Last year was a pivotal one for the U.S. economy. We saw plummeting oil prices, falling long-term interest rates, a strengthening stock market, a bulging dollar, and an improved outlook on inflation. All of these trends will significantly impact business around the world this year.
Aside from these major trends, which all businesses should have their eyes on, what lesser-known global trends are poised to impact businesses this year? Read on; we’ll highlight our top four major market trends and what they could mean for your business.
Wearables for Business
We’ve heard a lot about wearables for consumers, but what about enterprise wearables? According to a recent report by PWC, this trend is one that’s getting overlooked: “[Wearables] provide a hands-free way for employees to engage in real-time with context-specific business information, customers, or one another.” Examples range from in-the-moment job training via wearable displays to sensor-embedded clothing to protect employees from workplace hazards.
Although PWC reports that the healthcare, technology and automotive industries have invested most heavily in enterprise wearables thus far, we see applications for this trend spanning much further than that. Business leaders should familiarize themselves with the consumer wearables market today and look to industry leaders for the most effective applications in the enterprise space.
A job is a job is a job, right? Not anymore. Today’s workforce seeks a bigger reason to clock in eight hours every day, and companies have to find ways to deliver. More businesses are tapping into their organization’s “higher purpose” to create a purpose-driven work experience (source: Forbes). A higher purpose can be defined simply as the difference an organization is trying to make in the world. Here are a few examples from some well-known brands:
- Disney: To use our imaginations to bring happiness to millions
- 3M: To improve every company, every home, every life
- Zappos: To deliver happiness
- Louis Vuitton: To luxuriously accentuate the journey of life
- Dove: To empower women to embrace their own beauty
Defining a higher purpose has been said to lead to improved employee engagement, increased productivity and lower turnover. And it’s becoming more expected. If you haven’t clearly defined the higher purpose for your business, it might be time to consider doing so.
Lately, it seems like everyone’s talking about big data, but no one’s really saying anything. And although we couldn’t agree more, we still believe big data is the global trend that will impact businesses most in the next five years. As the PWC report states, “As businesses look to take advantage of current and future data – especially unstructured data from social networks, video, audio and sensors – they need solutions that are more agile, scalable and flexible to complement what relational databases can offer.”
Watch for investment in data capture and analysis platforms from industries such as technology; energy, utilities and mining; and even entertainment, media and communications. The companies that can figure out how to aggregate the new wealth of data available, analyze it, and draw out actionable insight will become the market leaders.
Corporate Social Responsibility
Corporate social responsibility (CSR) is not new, but the way it’s evolving is a trend worth noting. CSR programs, like higher purposes, have shifted from nice-to-haves to must-haves for business.
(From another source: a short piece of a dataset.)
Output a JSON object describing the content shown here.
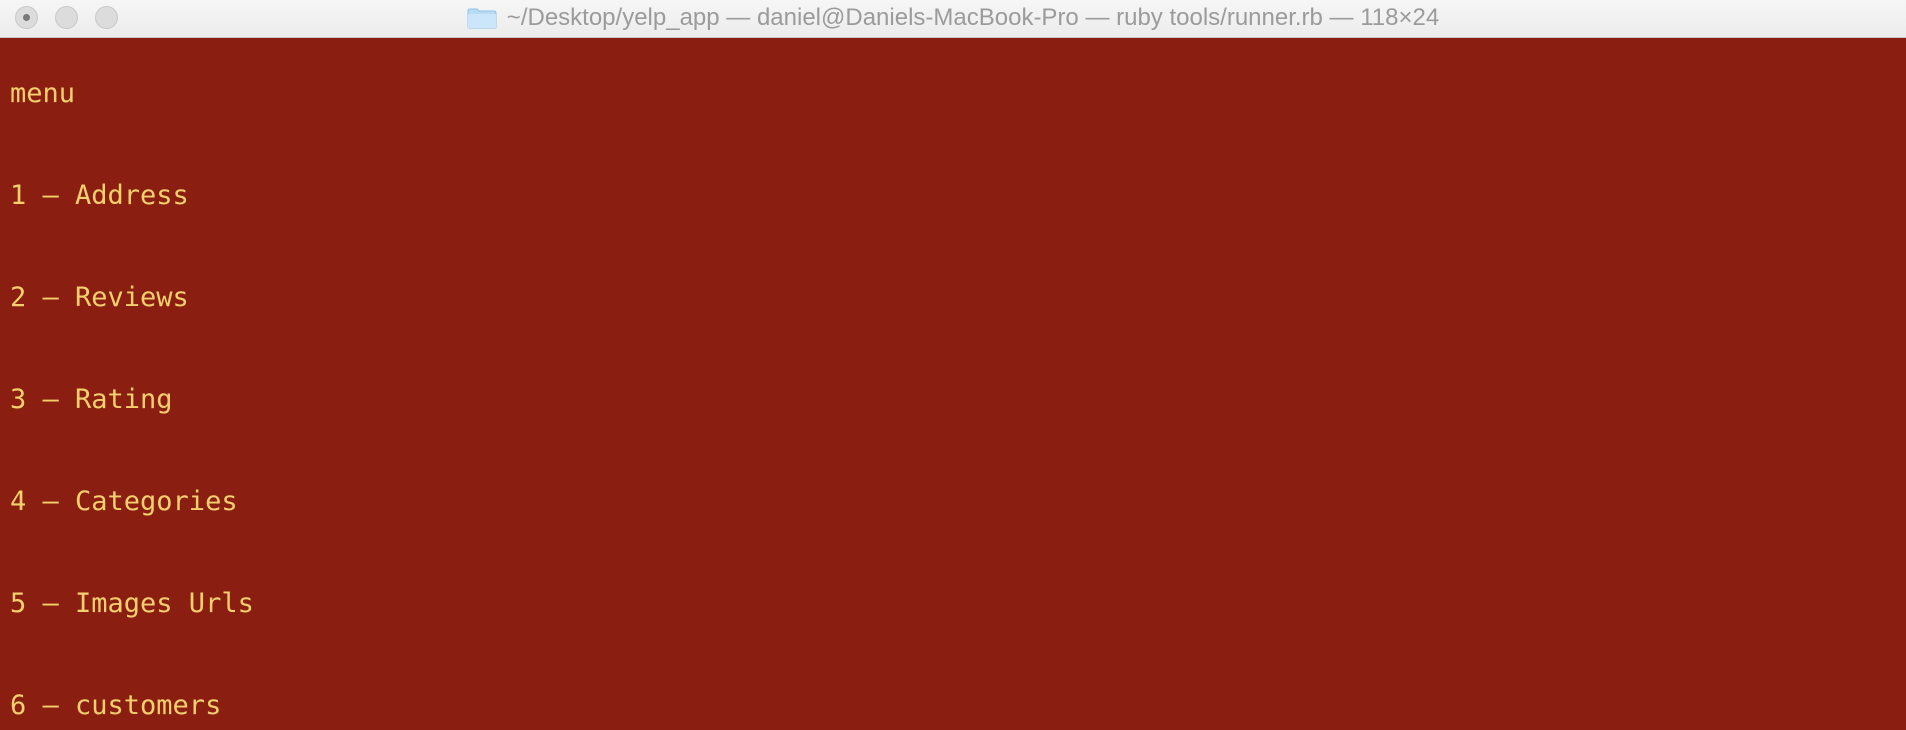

Furthermore, CSR has evolved beyond foundations, gift matching and volunteerism to initiatives that shape company culture – all the way down to marketing.
For example, eco-friendly corporate efforts are part of the new CSR. In an article for Inc., Kimberly Weisul noted the trend of bluespace, which takes going green to a new level: “Bluespace is the logical evolution of [being eco-conscious]: putting more into the environment than you take out.” Being green is the new black for business. But now consumers expect companies to do even more.
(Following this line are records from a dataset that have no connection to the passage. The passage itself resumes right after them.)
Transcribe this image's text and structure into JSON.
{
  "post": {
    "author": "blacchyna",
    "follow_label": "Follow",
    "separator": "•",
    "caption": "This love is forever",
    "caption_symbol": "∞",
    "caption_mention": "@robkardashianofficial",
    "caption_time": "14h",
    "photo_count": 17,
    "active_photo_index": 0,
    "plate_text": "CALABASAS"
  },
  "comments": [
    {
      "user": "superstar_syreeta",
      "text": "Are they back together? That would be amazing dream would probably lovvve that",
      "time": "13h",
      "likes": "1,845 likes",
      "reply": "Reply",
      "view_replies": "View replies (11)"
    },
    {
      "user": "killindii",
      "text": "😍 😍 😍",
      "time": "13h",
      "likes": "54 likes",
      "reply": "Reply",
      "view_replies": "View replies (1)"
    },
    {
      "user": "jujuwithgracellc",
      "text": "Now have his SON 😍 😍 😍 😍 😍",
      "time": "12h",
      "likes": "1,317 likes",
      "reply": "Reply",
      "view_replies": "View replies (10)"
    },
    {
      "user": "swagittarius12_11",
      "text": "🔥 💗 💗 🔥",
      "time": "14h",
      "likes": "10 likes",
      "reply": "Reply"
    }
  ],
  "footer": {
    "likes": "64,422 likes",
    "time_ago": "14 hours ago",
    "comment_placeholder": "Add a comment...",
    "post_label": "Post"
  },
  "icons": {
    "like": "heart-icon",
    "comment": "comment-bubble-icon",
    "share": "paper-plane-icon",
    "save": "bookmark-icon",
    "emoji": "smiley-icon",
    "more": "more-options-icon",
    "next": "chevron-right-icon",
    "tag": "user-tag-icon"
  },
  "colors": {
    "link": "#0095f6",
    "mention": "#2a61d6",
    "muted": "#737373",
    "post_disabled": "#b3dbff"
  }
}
Similarly, what marketers put out in the world can fall in this category as well. Consumers are expecting companies to be socially responsible stewards in their advertising. Kimberly notes, “Design is rapidly evolving from “good” or “bad” design to design that is (or is not) considered age-friendly, female-friendly, cultural or sustainable, with countless more variations yet to be come.” With more CSR than ever before, today’s business leaders must consider the many ways their businesses are impacting the world – from logistics to print ads and everything in between.
As with any type of trend list, the trends are much easier to spot than they are to implement. Being able to see what’s coming is one thing, but it’s what you do with that forward outlook that can set your business up for success.